### EXERCISE REQUIREMENTS
Report only how many lines of the records contain the word "name".

---------- INFORMATION SHOWN

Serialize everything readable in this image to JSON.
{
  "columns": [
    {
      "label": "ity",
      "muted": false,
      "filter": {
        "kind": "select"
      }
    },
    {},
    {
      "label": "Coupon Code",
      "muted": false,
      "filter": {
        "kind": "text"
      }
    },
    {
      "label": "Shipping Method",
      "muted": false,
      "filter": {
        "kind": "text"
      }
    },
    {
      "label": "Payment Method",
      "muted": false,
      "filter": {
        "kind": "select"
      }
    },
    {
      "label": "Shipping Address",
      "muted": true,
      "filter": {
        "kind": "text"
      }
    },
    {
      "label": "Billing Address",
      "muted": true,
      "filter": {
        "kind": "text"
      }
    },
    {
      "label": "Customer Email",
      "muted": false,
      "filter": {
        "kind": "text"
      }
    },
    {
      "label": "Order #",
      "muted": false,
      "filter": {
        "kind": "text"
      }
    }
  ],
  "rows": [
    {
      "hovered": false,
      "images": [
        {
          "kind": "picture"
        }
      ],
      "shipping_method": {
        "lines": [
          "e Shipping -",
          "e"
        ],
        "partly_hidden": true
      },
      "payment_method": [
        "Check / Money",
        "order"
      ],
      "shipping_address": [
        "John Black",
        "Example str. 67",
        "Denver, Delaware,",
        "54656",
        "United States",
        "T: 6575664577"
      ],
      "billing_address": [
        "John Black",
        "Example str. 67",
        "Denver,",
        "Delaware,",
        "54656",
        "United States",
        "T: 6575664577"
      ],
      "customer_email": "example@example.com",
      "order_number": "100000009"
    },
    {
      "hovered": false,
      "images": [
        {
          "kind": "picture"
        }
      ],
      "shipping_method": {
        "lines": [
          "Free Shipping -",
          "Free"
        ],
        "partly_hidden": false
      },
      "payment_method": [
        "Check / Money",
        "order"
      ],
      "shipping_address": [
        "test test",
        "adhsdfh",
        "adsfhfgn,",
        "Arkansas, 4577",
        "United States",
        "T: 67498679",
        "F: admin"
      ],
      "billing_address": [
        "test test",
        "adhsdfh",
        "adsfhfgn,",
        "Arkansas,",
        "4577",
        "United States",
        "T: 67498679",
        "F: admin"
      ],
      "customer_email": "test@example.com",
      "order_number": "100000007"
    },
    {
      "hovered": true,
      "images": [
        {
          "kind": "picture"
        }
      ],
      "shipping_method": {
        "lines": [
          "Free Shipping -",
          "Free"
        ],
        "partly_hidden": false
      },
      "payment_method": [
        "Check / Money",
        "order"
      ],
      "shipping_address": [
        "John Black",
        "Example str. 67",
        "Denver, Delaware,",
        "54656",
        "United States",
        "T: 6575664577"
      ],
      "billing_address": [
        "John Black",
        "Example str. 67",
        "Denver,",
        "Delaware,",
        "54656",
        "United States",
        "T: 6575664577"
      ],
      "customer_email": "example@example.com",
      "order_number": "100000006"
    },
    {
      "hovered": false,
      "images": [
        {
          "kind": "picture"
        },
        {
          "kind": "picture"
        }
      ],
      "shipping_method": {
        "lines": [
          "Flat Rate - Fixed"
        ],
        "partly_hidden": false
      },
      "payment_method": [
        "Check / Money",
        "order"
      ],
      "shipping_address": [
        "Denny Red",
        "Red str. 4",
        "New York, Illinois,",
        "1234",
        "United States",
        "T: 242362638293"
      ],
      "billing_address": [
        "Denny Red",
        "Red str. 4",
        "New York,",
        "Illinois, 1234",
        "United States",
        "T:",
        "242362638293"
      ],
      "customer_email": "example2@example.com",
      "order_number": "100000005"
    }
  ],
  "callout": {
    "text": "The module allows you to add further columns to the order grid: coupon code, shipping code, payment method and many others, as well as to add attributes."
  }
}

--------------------
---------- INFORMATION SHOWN

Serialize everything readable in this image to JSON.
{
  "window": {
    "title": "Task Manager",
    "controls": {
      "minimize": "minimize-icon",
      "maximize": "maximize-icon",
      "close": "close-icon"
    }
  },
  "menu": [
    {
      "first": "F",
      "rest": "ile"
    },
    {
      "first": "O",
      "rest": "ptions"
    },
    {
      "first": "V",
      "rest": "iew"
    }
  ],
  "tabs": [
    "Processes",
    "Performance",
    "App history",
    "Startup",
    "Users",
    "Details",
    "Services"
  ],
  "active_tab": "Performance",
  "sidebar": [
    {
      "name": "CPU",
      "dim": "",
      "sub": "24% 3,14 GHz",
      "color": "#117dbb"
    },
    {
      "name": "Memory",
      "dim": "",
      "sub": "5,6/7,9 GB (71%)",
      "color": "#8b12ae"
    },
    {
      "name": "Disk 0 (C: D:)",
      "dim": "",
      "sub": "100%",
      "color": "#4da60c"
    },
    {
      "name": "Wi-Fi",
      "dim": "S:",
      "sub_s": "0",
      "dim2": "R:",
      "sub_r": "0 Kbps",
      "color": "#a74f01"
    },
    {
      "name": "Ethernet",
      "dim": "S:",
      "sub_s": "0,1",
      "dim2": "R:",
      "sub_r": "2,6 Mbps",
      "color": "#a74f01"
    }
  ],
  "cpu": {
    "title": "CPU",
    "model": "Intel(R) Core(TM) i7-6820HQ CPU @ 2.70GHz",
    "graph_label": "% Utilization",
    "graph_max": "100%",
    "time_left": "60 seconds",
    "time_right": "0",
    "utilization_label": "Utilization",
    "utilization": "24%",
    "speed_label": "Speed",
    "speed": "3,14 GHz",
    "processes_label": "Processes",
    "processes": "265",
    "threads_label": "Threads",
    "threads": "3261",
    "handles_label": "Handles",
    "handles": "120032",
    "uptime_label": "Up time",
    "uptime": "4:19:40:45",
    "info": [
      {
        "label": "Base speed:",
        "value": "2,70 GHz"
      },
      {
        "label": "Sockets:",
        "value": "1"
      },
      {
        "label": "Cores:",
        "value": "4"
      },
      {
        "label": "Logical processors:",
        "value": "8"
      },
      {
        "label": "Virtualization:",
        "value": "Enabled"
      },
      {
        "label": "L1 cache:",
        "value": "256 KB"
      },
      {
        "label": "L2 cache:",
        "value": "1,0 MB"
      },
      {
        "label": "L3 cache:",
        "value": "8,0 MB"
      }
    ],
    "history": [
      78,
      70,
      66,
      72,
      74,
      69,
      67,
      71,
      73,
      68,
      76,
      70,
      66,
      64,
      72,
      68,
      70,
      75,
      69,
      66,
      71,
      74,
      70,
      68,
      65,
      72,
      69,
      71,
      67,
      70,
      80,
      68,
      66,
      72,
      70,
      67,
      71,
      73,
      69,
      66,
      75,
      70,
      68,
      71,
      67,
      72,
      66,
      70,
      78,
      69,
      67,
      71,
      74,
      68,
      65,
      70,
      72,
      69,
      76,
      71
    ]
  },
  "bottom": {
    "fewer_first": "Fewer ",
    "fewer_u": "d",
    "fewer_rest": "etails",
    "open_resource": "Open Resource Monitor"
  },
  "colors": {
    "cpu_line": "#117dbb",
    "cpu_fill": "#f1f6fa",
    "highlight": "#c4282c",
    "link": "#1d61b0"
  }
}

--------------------

### ANSWER SPACE
5